Task goal:
Exactly as shown below, retype every line of the data.

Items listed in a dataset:
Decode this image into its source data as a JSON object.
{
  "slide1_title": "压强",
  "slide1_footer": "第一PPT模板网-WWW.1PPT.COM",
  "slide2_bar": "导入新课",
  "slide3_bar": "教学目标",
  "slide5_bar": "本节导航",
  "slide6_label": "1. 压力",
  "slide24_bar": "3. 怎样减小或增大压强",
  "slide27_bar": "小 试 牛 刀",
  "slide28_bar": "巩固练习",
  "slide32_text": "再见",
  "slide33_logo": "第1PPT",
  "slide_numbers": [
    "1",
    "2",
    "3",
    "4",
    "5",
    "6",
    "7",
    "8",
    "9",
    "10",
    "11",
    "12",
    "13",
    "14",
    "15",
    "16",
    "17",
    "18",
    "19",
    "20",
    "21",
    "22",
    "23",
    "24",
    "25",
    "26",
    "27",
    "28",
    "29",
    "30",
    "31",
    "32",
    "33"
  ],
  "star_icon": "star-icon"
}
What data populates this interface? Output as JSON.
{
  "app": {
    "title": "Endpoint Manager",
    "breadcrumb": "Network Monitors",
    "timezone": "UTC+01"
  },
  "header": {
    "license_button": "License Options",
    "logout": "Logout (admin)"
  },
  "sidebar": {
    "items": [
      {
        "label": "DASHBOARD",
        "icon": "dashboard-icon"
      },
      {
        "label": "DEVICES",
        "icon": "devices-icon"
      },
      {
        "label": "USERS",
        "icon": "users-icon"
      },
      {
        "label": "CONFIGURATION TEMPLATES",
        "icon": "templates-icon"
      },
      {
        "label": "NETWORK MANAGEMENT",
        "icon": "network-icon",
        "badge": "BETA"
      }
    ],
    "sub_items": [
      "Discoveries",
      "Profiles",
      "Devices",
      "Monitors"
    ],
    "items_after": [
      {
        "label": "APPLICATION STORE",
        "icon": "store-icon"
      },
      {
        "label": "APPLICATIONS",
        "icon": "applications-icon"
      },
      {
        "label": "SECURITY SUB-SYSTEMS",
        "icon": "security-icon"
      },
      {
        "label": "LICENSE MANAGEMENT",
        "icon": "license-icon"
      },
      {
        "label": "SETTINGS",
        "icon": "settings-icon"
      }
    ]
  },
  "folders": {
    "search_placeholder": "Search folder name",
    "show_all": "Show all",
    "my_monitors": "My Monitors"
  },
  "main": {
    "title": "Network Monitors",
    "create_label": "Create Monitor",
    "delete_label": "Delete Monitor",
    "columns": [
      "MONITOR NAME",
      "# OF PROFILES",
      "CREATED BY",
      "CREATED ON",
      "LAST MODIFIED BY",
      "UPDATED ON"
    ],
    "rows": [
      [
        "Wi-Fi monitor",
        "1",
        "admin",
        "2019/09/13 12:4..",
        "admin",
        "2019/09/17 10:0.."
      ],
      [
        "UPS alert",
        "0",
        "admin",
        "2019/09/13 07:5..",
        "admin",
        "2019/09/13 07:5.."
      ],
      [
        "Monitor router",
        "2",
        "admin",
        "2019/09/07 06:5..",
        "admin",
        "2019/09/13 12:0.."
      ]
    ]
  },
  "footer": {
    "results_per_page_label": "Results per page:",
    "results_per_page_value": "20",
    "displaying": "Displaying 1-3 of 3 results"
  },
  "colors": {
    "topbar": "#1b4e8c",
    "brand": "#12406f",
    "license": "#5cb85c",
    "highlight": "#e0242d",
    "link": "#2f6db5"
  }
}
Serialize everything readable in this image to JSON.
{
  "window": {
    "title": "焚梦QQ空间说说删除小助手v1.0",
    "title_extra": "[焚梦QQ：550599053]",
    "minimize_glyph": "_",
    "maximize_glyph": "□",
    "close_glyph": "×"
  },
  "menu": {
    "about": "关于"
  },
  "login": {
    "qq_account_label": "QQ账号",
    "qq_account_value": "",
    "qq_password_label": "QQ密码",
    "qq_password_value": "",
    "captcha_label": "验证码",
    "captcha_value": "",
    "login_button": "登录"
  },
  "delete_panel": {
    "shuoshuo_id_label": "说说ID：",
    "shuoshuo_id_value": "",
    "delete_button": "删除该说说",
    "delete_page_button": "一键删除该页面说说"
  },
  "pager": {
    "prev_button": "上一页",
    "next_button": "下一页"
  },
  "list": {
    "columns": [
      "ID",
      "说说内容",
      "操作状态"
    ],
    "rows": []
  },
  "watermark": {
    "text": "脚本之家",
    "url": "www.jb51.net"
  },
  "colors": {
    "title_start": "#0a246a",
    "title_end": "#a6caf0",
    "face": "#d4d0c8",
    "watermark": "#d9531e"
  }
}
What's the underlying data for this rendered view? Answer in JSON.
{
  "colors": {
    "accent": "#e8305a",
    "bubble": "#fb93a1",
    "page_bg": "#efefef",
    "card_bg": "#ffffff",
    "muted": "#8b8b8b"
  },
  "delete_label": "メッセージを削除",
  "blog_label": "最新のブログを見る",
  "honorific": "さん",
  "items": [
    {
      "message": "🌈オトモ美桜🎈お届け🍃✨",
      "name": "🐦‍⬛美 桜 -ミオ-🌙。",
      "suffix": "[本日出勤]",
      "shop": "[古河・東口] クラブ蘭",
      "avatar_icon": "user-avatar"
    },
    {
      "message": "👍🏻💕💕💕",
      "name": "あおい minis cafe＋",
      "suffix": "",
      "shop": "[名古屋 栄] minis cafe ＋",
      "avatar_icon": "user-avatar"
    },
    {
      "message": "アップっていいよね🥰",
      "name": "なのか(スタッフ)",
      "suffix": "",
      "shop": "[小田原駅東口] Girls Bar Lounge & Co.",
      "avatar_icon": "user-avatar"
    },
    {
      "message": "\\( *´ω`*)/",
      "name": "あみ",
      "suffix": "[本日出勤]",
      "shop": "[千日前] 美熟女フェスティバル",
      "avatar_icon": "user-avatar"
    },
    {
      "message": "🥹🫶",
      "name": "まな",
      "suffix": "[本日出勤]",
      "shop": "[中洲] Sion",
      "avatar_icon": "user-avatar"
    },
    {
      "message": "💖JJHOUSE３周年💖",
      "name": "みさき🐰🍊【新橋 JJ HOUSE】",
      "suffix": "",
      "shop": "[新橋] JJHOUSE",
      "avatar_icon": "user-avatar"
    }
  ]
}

Exercise response:
Decode this image into its source data as a JSON object.
{
  "slide1_title": "压强",
  "slide1_footer": "第一PPT模板网-WWW.1PPT.COM",
  "slide2_bar": "导入新课",
  "slide3_bar": "教学目标",
  "slide5_bar": "本节导航",
  "slide6_label": "1. 压力",
  "slide24_bar": "3. 怎样减小或增大压强",
  "slide27_bar": "小 试 牛 刀",
  "slide28_bar": "巩固练习",
  "slide32_text": "再见",
  "slide33_logo": "第1PPT",
  "slide_numbers": [
    "1",
    "2",
    "3",
    "4",
    "5",
    "6",
    "7",
    "8",
    "9",
    "10",
    "11",
    "12",
    "13",
    "14",
    "15",
    "16",
    "17",
    "18",
    "19",
    "20",
    "21",
    "22",
    "23",
    "24",
    "25",
    "26",
    "27",
    "28",
    "29",
    "30",
    "31",
    "32",
    "33"
  ],
  "star_icon": "star-icon"
}
What data populates this interface? Output as JSON.
{
  "app": {
    "title": "Endpoint Manager",
    "breadcrumb": "Network Monitors",
    "timezone": "UTC+01"
  },
  "header": {
    "license_button": "License Options",
    "logout": "Logout (admin)"
  },
  "sidebar": {
    "items": [
      {
        "label": "DASHBOARD",
        "icon": "dashboard-icon"
      },
      {
        "label": "DEVICES",
        "icon": "devices-icon"
      },
      {
        "label": "USERS",
        "icon": "users-icon"
      },
      {
        "label": "CONFIGURATION TEMPLATES",
        "icon": "templates-icon"
      },
      {
        "label": "NETWORK MANAGEMENT",
        "icon": "network-icon",
        "badge": "BETA"
      }
    ],
    "sub_items": [
      "Discoveries",
      "Profiles",
      "Devices",
      "Monitors"
    ],
    "items_after": [
      {
        "label": "APPLICATION STORE",
        "icon": "store-icon"
      },
      {
        "label": "APPLICATIONS",
        "icon": "applications-icon"
      },
      {
        "label": "SECURITY SUB-SYSTEMS",
        "icon": "security-icon"
      },
      {
        "label": "LICENSE MANAGEMENT",
        "icon": "license-icon"
      },
      {
        "label": "SETTINGS",
        "icon": "settings-icon"
      }
    ]
  },
  "folders": {
    "search_placeholder": "Search folder name",
    "show_all": "Show all",
    "my_monitors": "My Monitors"
  },
  "main": {
    "title": "Network Monitors",
    "create_label": "Create Monitor",
    "delete_label": "Delete Monitor",
    "columns": [
      "MONITOR NAME",
      "# OF PROFILES",
      "CREATED BY",
      "CREATED ON",
      "LAST MODIFIED BY",
      "UPDATED ON"
    ],
    "rows": [
      [
        "Wi-Fi monitor",
        "1",
        "admin",
        "2019/09/13 12:4..",
        "admin",
        "2019/09/17 10:0.."
      ],
      [
        "UPS alert",
        "0",
        "admin",
        "2019/09/13 07:5..",
        "admin",
        "2019/09/13 07:5.."
      ],
      [
        "Monitor router",
        "2",
        "admin",
        "2019/09/07 06:5..",
        "admin",
        "2019/09/13 12:0.."
      ]
    ]
  },
  "footer": {
    "results_per_page_label": "Results per page:",
    "results_per_page_value": "20",
    "displaying": "Displaying 1-3 of 3 results"
  },
  "colors": {
    "topbar": "#1b4e8c",
    "brand": "#12406f",
    "license": "#5cb85c",
    "highlight": "#e0242d",
    "link": "#2f6db5"
  }
}
Serialize everything readable in this image to JSON.
{
  "window": {
    "title": "焚梦QQ空间说说删除小助手v1.0",
    "title_extra": "[焚梦QQ：550599053]",
    "minimize_glyph": "_",
    "maximize_glyph": "□",
    "close_glyph": "×"
  },
  "menu": {
    "about": "关于"
  },
  "login": {
    "qq_account_label": "QQ账号",
    "qq_account_value": "",
    "qq_password_label": "QQ密码",
    "qq_password_value": "",
    "captcha_label": "验证码",
    "captcha_value": "",
    "login_button": "登录"
  },
  "delete_panel": {
    "shuoshuo_id_label": "说说ID：",
    "shuoshuo_id_value": "",
    "delete_button": "删除该说说",
    "delete_page_button": "一键删除该页面说说"
  },
  "pager": {
    "prev_button": "上一页",
    "next_button": "下一页"
  },
  "list": {
    "columns": [
      "ID",
      "说说内容",
      "操作状态"
    ],
    "rows": []
  },
  "watermark": {
    "text": "脚本之家",
    "url": "www.jb51.net"
  },
  "colors": {
    "title_start": "#0a246a",
    "title_end": "#a6caf0",
    "face": "#d4d0c8",
    "watermark": "#d9531e"
  }
}
What's the underlying data for this rendered view? Answer in JSON.
{
  "colors": {
    "accent": "#e8305a",
    "bubble": "#fb93a1",
    "page_bg": "#efefef",
    "card_bg": "#ffffff",
    "muted": "#8b8b8b"
  },
  "delete_label": "メッセージを削除",
  "blog_label": "最新のブログを見る",
  "honorific": "さん",
  "items": [
    {
      "message": "🌈オトモ美桜🎈お届け🍃✨",
      "name": "🐦‍⬛美 桜 -ミオ-🌙。",
      "suffix": "[本日出勤]",
      "shop": "[古河・東口] クラブ蘭",
      "avatar_icon": "user-avatar"
    },
    {
      "message": "👍🏻💕💕💕",
      "name": "あおい minis cafe＋",
      "suffix": "",
      "shop": "[名古屋 栄] minis cafe ＋",
      "avatar_icon": "user-avatar"
    },
    {
      "message": "アップっていいよね🥰",
      "name": "なのか(スタッフ)",
      "suffix": "",
      "shop": "[小田原駅東口] Girls Bar Lounge & Co.",
      "avatar_icon": "user-avatar"
    },
    {
      "message": "\\( *´ω`*)/",
      "name": "あみ",
      "suffix": "[本日出勤]",
      "shop": "[千日前] 美熟女フェスティバル",
      "avatar_icon": "user-avatar"
    },
    {
      "message": "🥹🫶",
      "name": "まな",
      "suffix": "[本日出勤]",
      "shop": "[中洲] Sion",
      "avatar_icon": "user-avatar"
    },
    {
      "message": "💖JJHOUSE３周年💖",
      "name": "みさき🐰🍊【新橋 JJ HOUSE】",
      "suffix": "",
      "shop": "[新橋] JJHOUSE",
      "avatar_icon": "user-avatar"
    }
  ]
}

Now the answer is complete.